What We Are Reading Today: The Fabric of Civilization by Virginia Postrel

What We Are Reading Today: The Fabric of Civilization by Virginia Postrel

Assiduously researched and deftly narrated, The Fabric of Civilization tells the story of the world’s most influential commodity.

The Fabric of Civilization is a history about the far-reaching influence that textiles have had on the world. 

Author Virginia Postrel “synthesizes groundbreaking research from archaeology, economics, and science to reveal a surprising history,” said a review in goodreads.com. “Both extensive historical research and master storytelling makes this book a hidden art.” 

An award-winning journalist, an opinion columnist for Bloomberg and the author of three previous books, including The Substance of Style, Postrel specializes in sharp, informed commentary on broad subjects. So it’s a surprise to find very little opinion in The Fabric of Civilization. Instead, the book is, as she puts it, an “exploration originated in wonder,” said Dana Thomas in a review for The New York Times. 
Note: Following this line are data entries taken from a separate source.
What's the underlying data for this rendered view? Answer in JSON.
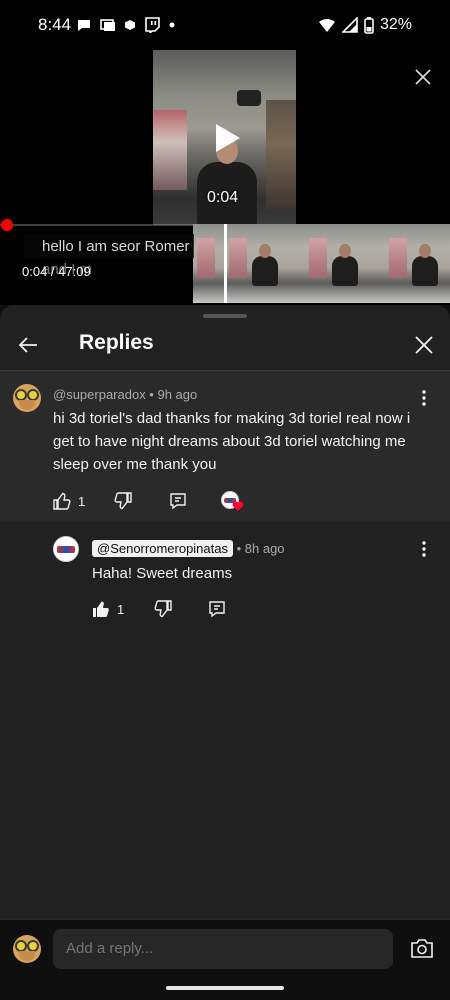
{
  "status_bar": {
    "time": "8:44",
    "battery": "32%",
    "left_icons": [
      "chat-bubble-icon",
      "photos-icon",
      "hexagon-icon",
      "twitch-icon",
      "dot-icon"
    ],
    "right_icons": [
      "wifi-icon",
      "signal-icon",
      "battery-icon"
    ]
  },
  "player": {
    "overlay_time": "0:04",
    "current_time": "0:04",
    "duration": "47:09",
    "time_display": "0:04 / 47:09",
    "progress_fraction": 0.0014,
    "caption_line1": "hello I am seor Romer",
    "caption_line2": "and I m",
    "accent_color": "#ff0000"
  },
  "replies_sheet": {
    "title": "Replies",
    "parent": {
      "author": "@superparadox",
      "age": "9h ago",
      "meta": "@superparadox • 9h ago",
      "text": "hi 3d toriel's dad thanks for making 3d toriel real now i get to have night dreams about 3d toriel watching me sleep over me thank you",
      "likes": "1",
      "hearted_by_creator": true
    },
    "reply": {
      "author": "@Senorromeropinatas",
      "age": "• 8h ago",
      "text": "Haha! Sweet dreams",
      "likes": "1",
      "liked": true
    }
  },
  "composer": {
    "placeholder": "Add a reply..."
  }
}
Thomas added: “At times, Postrel loses her way — and, in turn, us. She explains the mechanics of cloth construction like a scientist,
and includes diagrams, in case we don’t get it.”


What We Are Reading Today: Gangsters and Other Statesmen by Danilo Mandic

Updated 03 December 2020

What We Are Reading Today: Gangsters and Other Statesmen by Danilo Mandic

What We Are Reading Today: Gangsters and Other Statesmen by Danilo Mandic

Separatism has been on the rise across the world since the end of the Cold War, dividing countries through political strife, ethnic conflict, and civil war, and redrawing the political map. Gangsters and Other Statesmen examines the role transnational mafias play in the success and failure of separatist movements, challenging conventional wisdom about the interrelation of organized crime with peacebuilding, nationalism, and state making.

Danilo Mandic conducted fieldwork in the disputed territories of Kosovo and South Ossetia, talking to mobsters, separatists, and policymakers in war zones and along major smuggling routes. In this timely and provocative book, he demonstrates how globalized mafias shape the politics of borders in torn states, shedding critical light on an autonomous nonstate actor that has been largely sidelined by considerations of geopolitics, state-centered agency, and ethnonationalism. Blending extensive archival sleuthing and original ethnographic data with insights from sociology and other disciplines, Mandic argues that organized crime can be a fateful determinant of state capacity, separatist success, and ethnic conflict.

Putting mafias at the center of global processes of separatism and territorial consolidation, Gangsters and Other Statesmen raises vital questions and urges reconsideration of a host of separatist cases in West Africa, the Middle East, and East Europe.